→ What to produce:
Copy every line of the listing exactly.

━━ Working data

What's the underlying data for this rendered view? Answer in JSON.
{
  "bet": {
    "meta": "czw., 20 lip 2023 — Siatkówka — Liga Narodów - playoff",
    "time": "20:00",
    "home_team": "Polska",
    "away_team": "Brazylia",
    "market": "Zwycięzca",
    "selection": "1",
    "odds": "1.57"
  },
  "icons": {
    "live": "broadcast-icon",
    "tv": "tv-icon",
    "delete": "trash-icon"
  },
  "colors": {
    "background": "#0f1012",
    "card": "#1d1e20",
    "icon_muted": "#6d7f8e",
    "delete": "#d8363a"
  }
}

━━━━

→ Answer to this problem:
What's the underlying data for this rendered view? Answer in JSON.
{
  "bet": {
    "meta": "czw., 20 lip 2023 — Siatkówka — Liga Narodów - playoff",
    "time": "20:00",
    "home_team": "Polska",
    "away_team": "Brazylia",
    "market": "Zwycięzca",
    "selection": "1",
    "odds": "1.57"
  },
  "icons": {
    "live": "broadcast-icon",
    "tv": "tv-icon",
    "delete": "trash-icon"
  },
  "colors": {
    "background": "#0f1012",
    "card": "#1d1e20",
    "icon_muted": "#6d7f8e",
    "delete": "#d8363a"
  }
}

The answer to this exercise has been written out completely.